BACH IN THE PYRENEES
FOR a short season from June 1st the small town of Prades in the foothills of the Pyrenees Orientales, which for many years has been the home " in exile " of the great Catalan 'cellist Pablo Casals, has
been the Mecca of musicians from all over the world. The interest was focused on two great masters—John' Sebastian Bach (the two- hundredth anniversary of whose death is being celebrated this year) and Pau Casals, one of the greatest instrumental executants of all time, and the first 'cellist to reveal to world-wide audiences the hidden beauties lurking in the six somewhat austere Suites for violoncello alone which Bach wrote at Cothen circa 1720. At the age of 73 Casals is still playing these Suites, and playing them as no other 'cellist (it is safe to say) has ever played them, or is ever likely to. I heard him open the Prades Festival with the first Suite in G the other day, and once again one marvelled at the old impeccable technique, the beauty of tone and phrasing, and above all, at the absolute mastery such playing reveals of an instrument which, between other knees, is so often made to sound churlish and ungracious.

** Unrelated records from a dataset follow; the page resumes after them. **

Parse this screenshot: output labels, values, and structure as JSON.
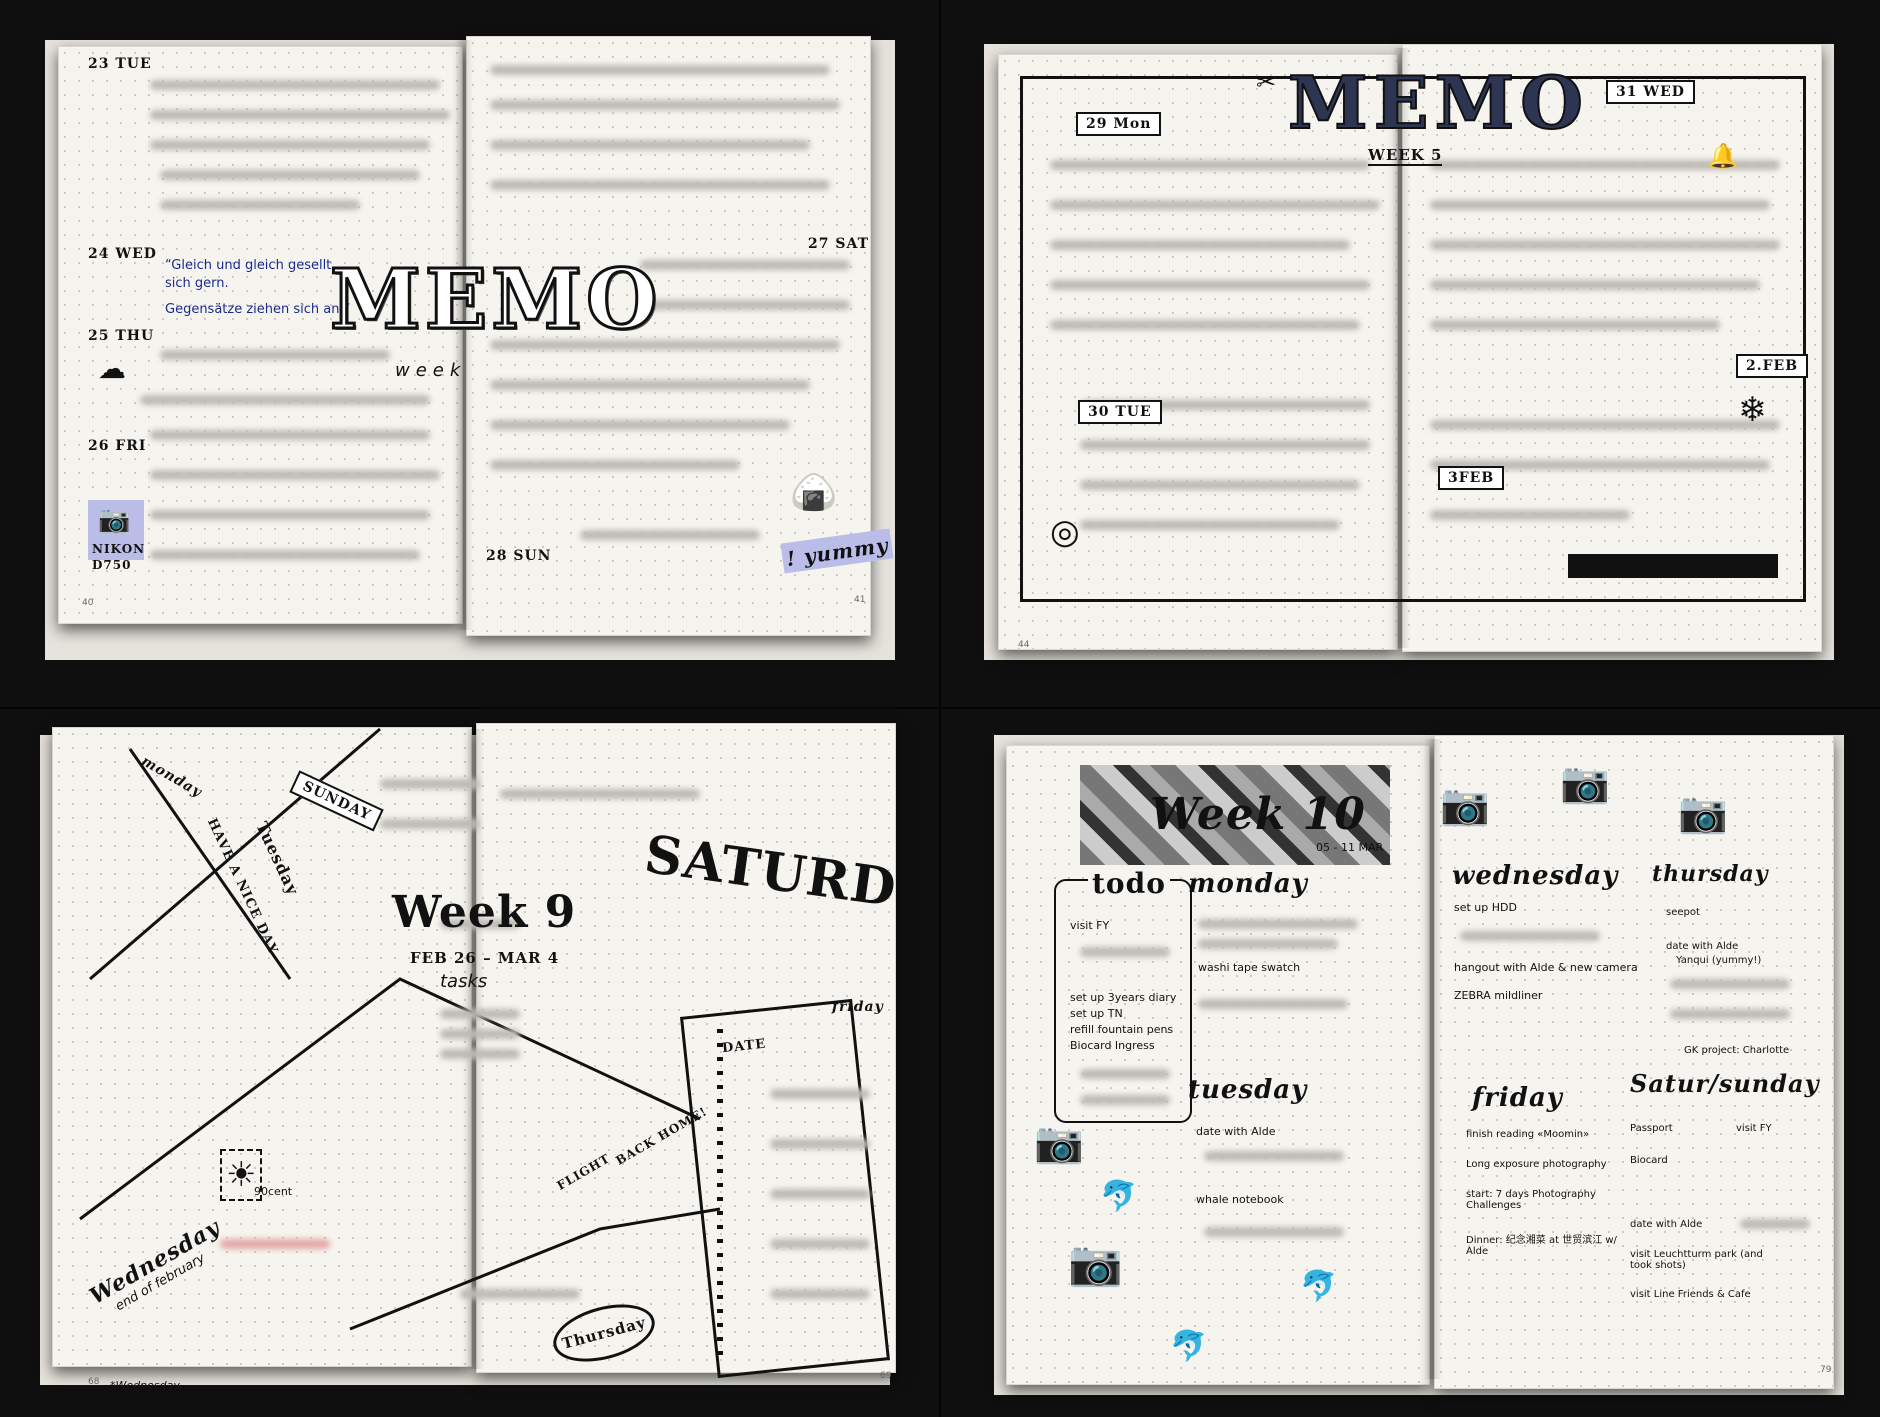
{
  "quads": {
    "top_left": {
      "dates": [
        "23 TUE",
        "24 WED",
        "25 THU",
        "26 FRI",
        "27 SAT",
        "28 SUN"
      ],
      "quote_line1": "“Gleich und gleich gesellt",
      "quote_line2": "sich gern.",
      "quote_line3": "Gegensätze ziehen sich an.”",
      "title": "MEMO",
      "subtitle": "week",
      "camera_brand": "NIKON",
      "camera_model": "D750",
      "yummy": "! yummy",
      "page_left": "40",
      "page_right": "41"
    },
    "top_right": {
      "title": "MEMO",
      "subtitle": "WEEK 5",
      "dates": [
        "29 Mon",
        "30 TUE",
        "31 WED",
        "2.FEB",
        "3FEB"
      ],
      "page_left": "44"
    },
    "bottom_left": {
      "days": [
        "monday",
        "SUNDAY",
        "Tuesday",
        "Wednesday",
        "Thursday",
        "friday",
        "SATURD"
      ],
      "have_nice_day": "HAVE A NICE DAY",
      "week_title": "Week 9",
      "date_range": "FEB 26 – MAR 4",
      "tasks": "tasks",
      "date_label": "DATE",
      "flight": "FLIGHT",
      "back_home": "BACK HOME!",
      "stamp_value": "90cent",
      "end_of_feb": "end of february",
      "footer_note": "*Wednesday",
      "page_left": "68",
      "page_right": "69"
    },
    "bottom_right": {
      "week_title": "Week 10",
      "date_range": "05 - 11 MAR",
      "todo_title": "todo",
      "todo_items": [
        "visit FY",
        "set up 3years diary",
        "set up TN",
        "refill fountain pens",
        "Biocard Ingress"
      ],
      "monday": "monday",
      "monday_item": "washi tape swatch",
      "wednesday": "wednesday",
      "wednesday_items": [
        "set up HDD",
        "hangout with Alde & new camera",
        "ZEBRA mildliner"
      ],
      "thursday": "thursday",
      "thursday_items": [
        "seepot",
        "date with Alde",
        "Yanqui (yummy!)"
      ],
      "tuesday": "tuesday",
      "tuesday_items": [
        "date with Alde",
        "whale notebook"
      ],
      "friday": "friday",
      "friday_items": [
        "finish reading «Moomin»",
        "Long exposure photography",
        "start: 7 days Photography Challenges",
        "Dinner: 纪念湘菜 at 世贸滨江 w/ Alde"
      ],
      "saturday_sunday": "Satur/sunday",
      "weekend_items": [
        "Passport",
        "Biocard",
        "visit FY",
        "date with Alde",
        "visit Leuchtturm park (and took shots)",
        "visit Line Friends & Cafe"
      ],
      "gk_project": "GK project: Charlotte",
      "page_right": "79"
    }
  },
  "colors": {
    "background": "#0f0f10",
    "paper": "#f6f4ee",
    "ink": "#111111",
    "quote_ink": "#1b2a8f",
    "highlight": "#b9bde8"
  }
}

But at Prades it was not only to Casals the 'cellist that we were invited to listen, but to Casals the Kapellmeister in charge of a mixed orchestra of pupils and friends drawn largely from the United States. The Festival was run by a distinguished American Executive Committee under the chairmanship of Mrs. Elizabeth Sprague Coolidge, and the soloists engaged included such celebrities as Szigeti, Serkin, Clara Haskil, Yvonne Lefebure and Isaac Stern. The presence of so many transatlantic visitors invested the little town of Prades with an unwonted air of cosmopolitan sophistication. The Grand Hotel, which is not as grand as all that, and the café opposite in the stuffy little main street resounded from morning to night with a rich selection of accents (including that particular brand which Professor Dent cnce described as " fluent refugee ").
The day started with rehearsals held in the girls' school just up the hill outside the villa. where the " master " in his fawn pull- over conducted his admiring orchestra from 9 to 1, while down below the magnificent recording van, built specially for the occasion by E.M.I. and supervised by a team of distinguished technicians, including Mr. Lawrance Collingwood, recorded no less assiduously almost every item in the Festival programme. This, by the way, was a fairly comprehensive one, including all six Brandenburgs, the six solo 'cello Suites, two piano Concertos, three Cantatas, the violin Concertos, the " Musikalische Opfer," many of the major keyboard works, and the violin and gamba Sonatas. All the concerts, both orchestral and chamber, took place in the church, with the attendant disadvantages of unsatisfactory acoustics and uncomfortable seating, not to mention the incongruous effect pro- duced by hearing Bach's music performed in a decor embodying all the most flamboyant features of the religious imagery commonly met with in provincial Spanish churches.
The proceedings were opened on June 2nd by a long and impassioned discourse by a high dignitary of the Church extolling the eminence of Pablo Casals. The entire audience even rose to its feet every time the Master entered either to play or to conduct ; photographers -flashed their lamps unchecked and unrebuked while the music was going on ; in the pulpit an artist sat making sketches of the scene.
As regards the actual performances it is well known that Casals has long held the view that Bach should be treated as a " Romantic," and that his music is full of an almost Latin warmth and humanity which the German tradition'of interpretation has tended to obscure ; and some of his interpretations, when conducting, were unconven- tional enough to delight or to shock according to tastes. Never- theless, although the proceedings were marred by certain breaches of good taste and invested with an air of theatricality and excessive adulation that might well have been avoided, no one will grudge the Maitre Pau Casals the additional crown of glory which this apotheosis will have brought him in a Festival linking his name with